The final demonstration was the most reminiscent of molecular gastronomy, complete with a flowery name: "seawater air and beetroot air." Airs — a pretty way of saying "foams" — don't precisely fit the technical liquid-in-a-liquid definition of an emulsion, but the idea is the same, with pockets of air essentially taking the place of the dispersed phase. The seawater air was oyster juice with air bubbles trapped in it, introduced by an immersion blender, while the beetroot foam was the same but with liquefied beets. Carrots work as well, readily turning into foams without added ingredients, but a lot of other vegetables need a little help from an emulsifying additive like lecithin.
The takeaway lesson with emulsions is that temperature and speed matter. In each demonstration, Jubany stressed that he keeps the components of each emulsion the same temperature. This doesn't necessarily hold true for all emulsions, but it's what has worked well for him. As for speed, it's always important to start off slowly when whisking or blending. Some emulsions require near-constant stirring or shaking, and some have a very narrow range of temperatures where they'll succeed. With some complicated emulsions, there's a fine line between perfect and ruined.
— Rachel Leah Blumenthal
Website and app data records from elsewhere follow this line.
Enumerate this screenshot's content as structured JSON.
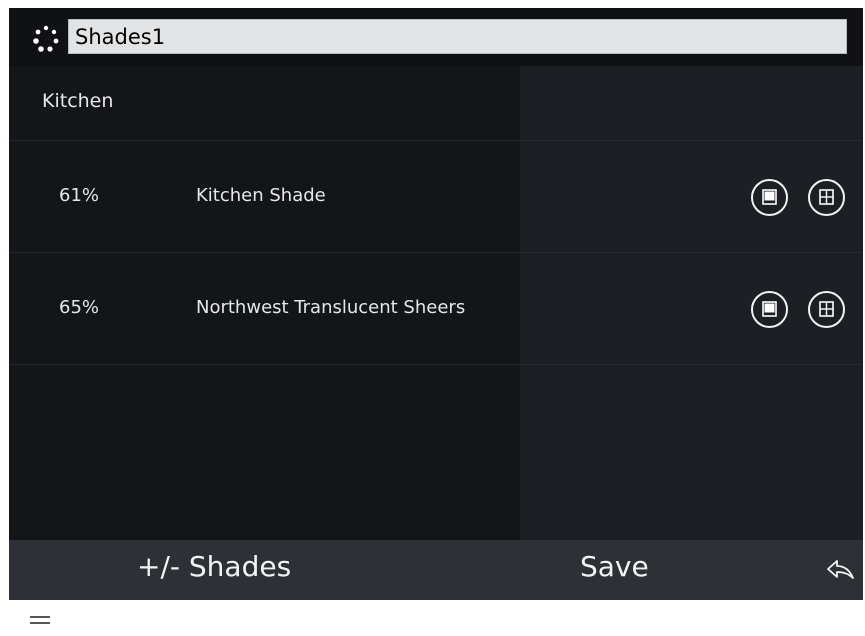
{
  "header": {
    "logo_icon": "loading-spinner-icon",
    "name_value": "Shades1"
  },
  "room": {
    "label": "Kitchen"
  },
  "shades": [
    {
      "percent": "61%",
      "name": "Kitchen Shade",
      "close_icon": "shade-closed-icon",
      "open_icon": "shade-open-window-icon"
    },
    {
      "percent": "65%",
      "name": "Northwest Translucent Sheers",
      "close_icon": "shade-closed-icon",
      "open_icon": "shade-open-window-icon"
    }
  ],
  "footer": {
    "shades_label": "+/- Shades",
    "save_label": "Save",
    "back_icon": "back-arrow-icon"
  },
  "below": {
    "menu_icon": "hamburger-menu-icon"
  },
  "colors": {
    "input_bg": "#e2e3e5",
    "panel_dark": "#131519",
    "panel_right": "#1c1f24",
    "footer_bg": "#2d3034",
    "text": "#e6e7e9"
  }
}
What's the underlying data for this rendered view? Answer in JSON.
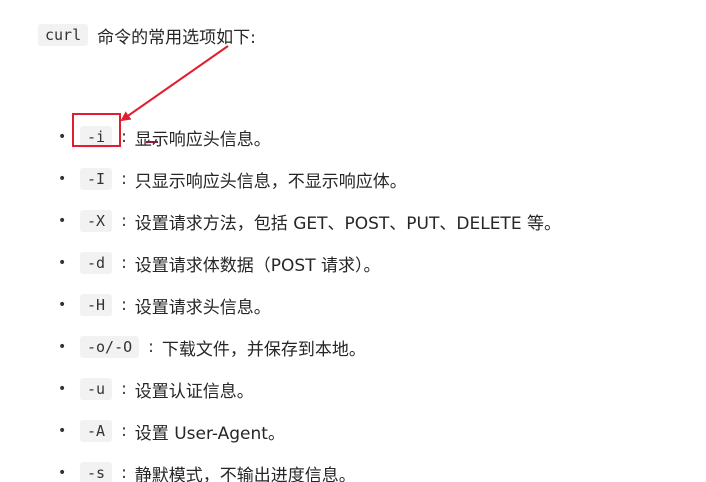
{
  "intro": {
    "code": "curl",
    "text": "命令的常用选项如下:"
  },
  "options": [
    {
      "flag": "-i",
      "sep": ":",
      "desc": "显示响应头信息。"
    },
    {
      "flag": "-I",
      "sep": ":",
      "desc": "只显示响应头信息，不显示响应体。"
    },
    {
      "flag": "-X",
      "sep": ":",
      "desc": "设置请求方法，包括 GET、POST、PUT、DELETE 等。"
    },
    {
      "flag": "-d",
      "sep": ":",
      "desc": "设置请求体数据（POST 请求）。"
    },
    {
      "flag": "-H",
      "sep": ":",
      "desc": "设置请求头信息。"
    },
    {
      "flag": "-o/-O",
      "sep": ":",
      "desc": "下载文件，并保存到本地。"
    },
    {
      "flag": "-u",
      "sep": ":",
      "desc": "设置认证信息。"
    },
    {
      "flag": "-A",
      "sep": ":",
      "desc": "设置 User-Agent。"
    },
    {
      "flag": "-s",
      "sep": ":",
      "desc": "静默模式，不输出进度信息。"
    }
  ],
  "bullet_char": "•",
  "colors": {
    "annotation": "#e01e2f",
    "code_bg": "#f2f2f2",
    "text": "#262626"
  }
}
The Harvard Science & Cooking lecture series continues on Monday, November 4th, with Joanne Chang (Flour Bakery and Myers + Chang in Boston) speaking about the science of sweets. Seating for the free event is first come, first served, and more details can be found on the Harvard website.